Quick reminder: we have a Game 4 Watch Party at Hot Tokyo Fried Chicken (King and Peter) – tickets are $10 and that includes a beer – get your tickets and see you there!
Off to Oakland we go! The disappointment of the Game 2 loss has dissipated and now the Toronto Raptors have a very real chance to reclaim a lead in the NBA Finals. They have been the better team for 7 of the 8 quarters that have been played, which is a selective stat of course, but does point towards how well the Raptors performed outside of the dreaded third quarter on Sunday. Now, Oracle is an entirely different prospect but the Warriors do not possess the same air of invincibility of years past. Cut them and they will bleed.
Injuries suck, man. Viewers want to see the best players in the world battle it out for basketball supremacy. They are also especially frustrating for my own selfish purposes, as it extremely difficult to forecast Golden State’s expected rotation night to night. Their lineups from Game 1 to Game 2 couldn’t have been more different.
C’est la vie. The Raptors themselves are also incredibly bruised up after 20 games of grueling playoff basketball. Kawhi Leonard is clearly hobbled with a left knee injury and lacked explosiveness across the first two games, Kyle Lowry continues to rock an oven mitt on his mangled thumb, Danny Green is wrapped in ice every moment he isn’t on the court, and O.G. Anunoby’s ability to contribute is up in the air despite being cleared to play.
Looney’s definite absence leaves a 20 minute hole in Steve Kerr’s rotation. The backup centre has been the de facto sixth man across the playoffs and has certainly made himself some money this upcoming free agency period. Cousins may not be able to extend past the 28 minutes he logged in Game 2 as he looked completely gassed, and Kerr will likely spin his ‘centre roulette’ to decide who will soak up the remaining minutes. Toronto must take advantage of this centre issue.

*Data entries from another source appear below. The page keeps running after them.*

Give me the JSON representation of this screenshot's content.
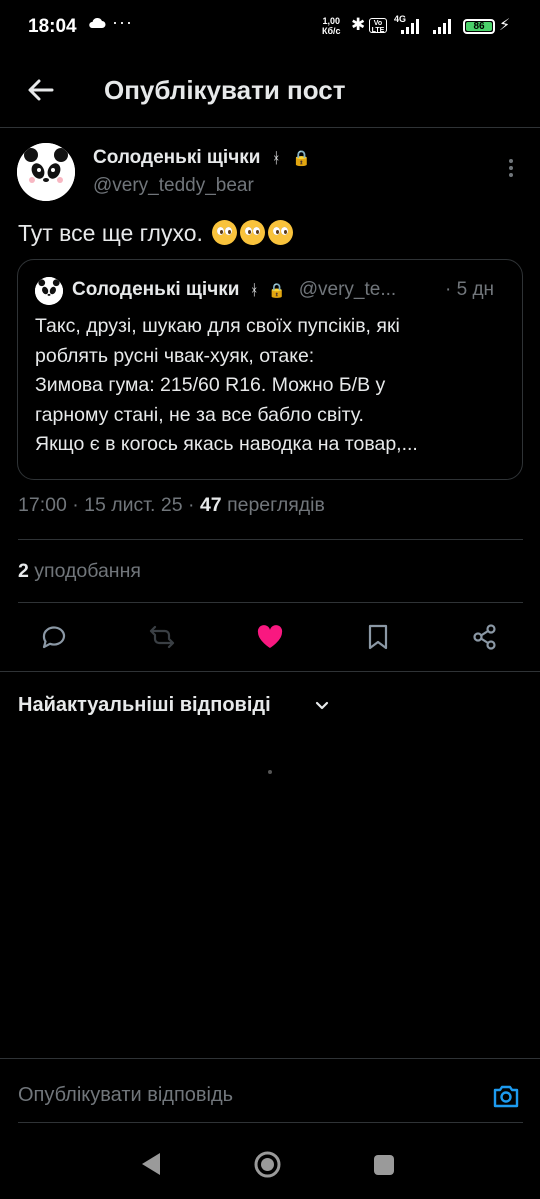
{
  "status_bar": {
    "time": "18:04",
    "more": "···",
    "speed_value": "1,00",
    "speed_unit": "Кб/с",
    "volte": "Vo LTE",
    "network": "4G",
    "battery": "86",
    "icons": [
      "cloud-icon",
      "bluetooth-icon",
      "volte-icon",
      "signal-icon",
      "signal-icon",
      "battery-icon",
      "charging-icon"
    ]
  },
  "header": {
    "title": "Опублікувати пост",
    "back_icon": "arrow-left-icon"
  },
  "post": {
    "author_name": "Солоденькі щічки",
    "author_handle": "@very_teddy_bear",
    "text": "Тут все ще глухо.",
    "emoji": [
      "pleading-face",
      "pleading-face",
      "pleading-face"
    ],
    "time": "17:00",
    "date": "15 лист. 25",
    "views_count": "47",
    "views_label": "переглядів",
    "likes_count": "2",
    "likes_label": "уподобання"
  },
  "quote": {
    "author_name": "Солоденькі щічки",
    "author_handle": "@very_te...",
    "time": "· 5 дн",
    "lines": [
      "Такс, друзі, шукаю для своїх пупсіків, які",
      "роблять русні чвак-хуяк, отаке:",
      "Зимова гума: 215/60 R16. Можно Б/В у",
      "гарному стані, не за все бабло світу.",
      "Якщо є в когось якась наводка на товар,..."
    ]
  },
  "actions": {
    "icons": [
      "reply-icon",
      "repost-icon",
      "like-icon",
      "bookmark-icon",
      "share-icon"
    ],
    "liked_color": "#f91880",
    "repost_disabled_color": "#3a3f44"
  },
  "replies": {
    "sort_label": "Найактуальніші відповіді"
  },
  "composer": {
    "placeholder": "Опублікувати відповідь",
    "accent": "#1d9bf0"
  },
  "nav": {
    "icons": [
      "nav-back-icon",
      "nav-home-icon",
      "nav-recents-icon"
    ]
  }
}
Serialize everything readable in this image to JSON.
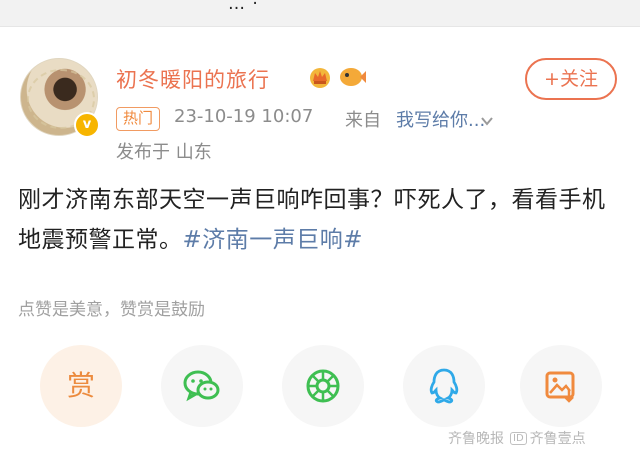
{
  "top_strip": {
    "partial_text": "… ·"
  },
  "post": {
    "author": "初冬暖阳的旅行",
    "follow_label": "+关注",
    "hot_badge": "热门",
    "time": "23-10-19 10:07",
    "from_label": "来自",
    "source": "我写给你...",
    "location": "发布于 山东",
    "text": "刚才济南东部天空一声巨响咋回事？吓死人了，看看手机地震预警正常。",
    "hashtag": "#济南一声巨响#"
  },
  "reward": {
    "hint": "点赞是美意，赞赏是鼓励",
    "button_label": "赏"
  },
  "share_icons": [
    "reward-icon",
    "wechat-icon",
    "moments-icon",
    "qq-icon",
    "save-image-icon"
  ],
  "watermark": {
    "left": "齐鲁晚报",
    "box": "ID",
    "right": "齐鲁壹点"
  },
  "colors": {
    "accent": "#eb7350",
    "link": "#5d7ca8",
    "wechat": "#3fbf52",
    "moments": "#3fbf52",
    "qq": "#2fa9e8",
    "save": "#f08a3e"
  }
}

Kerr may finally be twisted to play Draymond Green at centre more, reverting back to a knock-off version of their small-ball lineup of death. That lineup went a mediocre -3 in just under three minutes of action in Game 2 and played zero minutes in Game 1.
The Thompson injury concerns loom even larger. The dude is a Warrior (get it?!) and has battled through a host of injuries to feature in every playoff game in the team’s five year run. But hamstrings aren’t something you can grit through. If Thompson does play, his mobility should be severely limited and he will likely be forced into more of a spot-up role rather than his usual brain-melting relocation threes. This is great news for Toronto; anytime the Warriors offence becomes more stagnant it is a blessing and the Raptors can pay even greater attention to Stephen Curry.
P.S – This is all excluding the cloud of Kevin Durant’s injury as well. I’m tired of every person in the free world speculating over the timeline of Durant’s return. We will cross that bridge when we get there.
Change of pace at the Oracle
The differences between Games 1 and 2 were aplenty, but none more apparent than the Warriors ability to speed the game up in transition. Toronto’s horrific shooting did offer these breakout opportunities, but Golden State will clearly look to run given that their personnel may be forced into more small-ball looks. The Warriors also tend to play at a faster pace when back home at the Oracle and this number skyrockets even further when offered 2+ days of rest in between games.
It would behoove the Raptors to drag this game into the mud. The lingering injuries point to them being the far superior half-court team. But there is no tougher place in the NBA to control the flow of the game than at the Oracle arena, especially considering how rabid the atmosphere will be in the stadium’s last ever playoff series.
If you would like to read a more detailed breakdown of the series prior to Game 3, you can find my biggest takeaways of the Toronto homestand here. Louis Zatzman also wrote about the Raptors failure to expose DeMarcus Cousins here.
Tipoff: 9:10 EST | TV: Sportsnet ONE/ABC
Warriors are favoured by 5.5 points. O/U: 213.0
OG Anunoby (appendicitis) will dress for Game 3.
PG: Kyle Lowry, Fred VanVleet, Jeremy Lin, Jordan Loyd
SG: Danny Green, Norman Powell, Jodie Meeks
SF: Kawhi Leonard, OG Anunoby, Patrick McCaw, Malcolm Miller
PF: Pascal Siakam
C: Marc Gasol, Serge Ibaka, Chris Boucher, Eric Moreland
Andre Iguodala (left calf tightness) will play, Klay Thompson is (hamstring) questionable, and Kevin Durant (strained calf) is out for game 3. Kevon Looney (costal cartilage fracture) is out for the series.
PG: Steph Curry, Shaun Livingston, Quinn Cook
SG: Klay Thompson
SF: Andre Iguodala, Alfonzo McKinnie
PF: Draymond Green, Jonas Jerebko
C: DeMarcus Cousins, Jordan Bell, Andrew Bogut
Heads up, Friday Game 4 is our watch party in downtown Toronto – get your tickets.